Skip to main content

Pew Research: Even teens think they’re spending too much time on their phones

It should come as no surprise that many parents feel as though their kids spend too much time on their smartphones and other devices, but according to a new report from Pew Research, it turns out many of the kids may feel the same way about themselves.

Around half of teenagers between the ages of 13 and 17 are worried that they spend too much time on their smartphones, according to the report. Not only that, but 52 percent of teenagers have even reportedly taken steps to cut back on the amount of time they spend on their phones, 57 percent have taken steps to cut back on time spent on social media, and 58 percent have taken steps to limit how much time they spend on video games.

The report comes amid growing fears that users, and teens especially, are becoming addicted to their devices. And the report certainly seems to suggest that’s true — 72 percent of teenagers report checking for notifications as soon as they wake up, and 56 percent associate not having their phones with loneliness, being upset, or feeling anxious.

Tech companies have started building features into their devices that limit the amount of time people spend on their phones. Earlier this year, Apple announced that iOS 12, its next major smartphone operating system, would include “Screen Time,” a feature specifically aimed at helping users track how much time they spend on their phones. The feature breaks down usage by app, and allows users to set time limits on specific apps they feel they’re using too much. Google also has its version of the feature, which it calls Digital Wellbeing and breaks things down by time spent in specific apps. Digital Wellbeing also tracks notifications sent and allows users to set timers on their apps.

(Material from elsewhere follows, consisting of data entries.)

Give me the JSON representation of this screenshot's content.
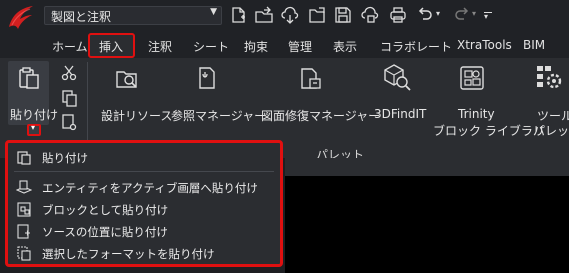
{
  "window": {
    "document_name": "製図と注釈"
  },
  "colors": {
    "highlight": "#e01010",
    "logo": "#d21f1f",
    "background": "#2b2d31"
  },
  "quick_access": {
    "icons": [
      "new-file-icon",
      "open-file-icon",
      "cloud-download-icon",
      "open-folder-icon",
      "save-icon",
      "cloud-upload-icon",
      "print-icon",
      "undo-icon",
      "redo-icon"
    ],
    "undo_chevron": "▾",
    "redo_chevron": "▾",
    "more": "▾"
  },
  "menu_tabs": [
    "ホーム",
    "挿入",
    "注釈",
    "シート",
    "拘束",
    "管理",
    "表示",
    "コラボレート",
    "XtraTools",
    "BIM"
  ],
  "ribbon": {
    "paste_label": "貼り付け",
    "paste_dropdown_glyph": "▾",
    "buttons": [
      {
        "label": "設計リソース",
        "icon": "design-resources-icon"
      },
      {
        "label": "参照マネージャー",
        "icon": "reference-manager-icon"
      },
      {
        "label": "図面修復マネージャー",
        "icon": "drawing-recovery-icon"
      },
      {
        "label": "3DFindIT",
        "icon": "3dfindit-icon"
      },
      {
        "label": "Trinity",
        "label2": "ブロック ライブラリ",
        "icon": "trinity-block-library-icon"
      },
      {
        "label": "ツール",
        "label2": "パレット",
        "icon": "tool-palette-icon"
      }
    ],
    "panel_label": "パレット"
  },
  "paste_menu": {
    "items": [
      {
        "label": "貼り付け",
        "icon": "paste-icon"
      },
      {
        "label": "エンティティをアクティブ画層へ貼り付け",
        "icon": "paste-to-active-layer-icon"
      },
      {
        "label": "ブロックとして貼り付け",
        "icon": "paste-as-block-icon"
      },
      {
        "label": "ソースの位置に貼り付け",
        "icon": "paste-to-original-coords-icon"
      },
      {
        "label": "選択したフォーマットを貼り付け",
        "icon": "paste-special-icon"
      }
    ]
  }
}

It’s certainly a strange position for tech companies to be in. On the one hand, they’re building products that they want to be as engaging as possible, but on the other hand, they’re now recognizing that digital addiction is a real issue. It will be interesting to see if and how major tech companies like Apple and Google continue to promote a healthy digital life while still pushing their own products.

Editors' Recommendations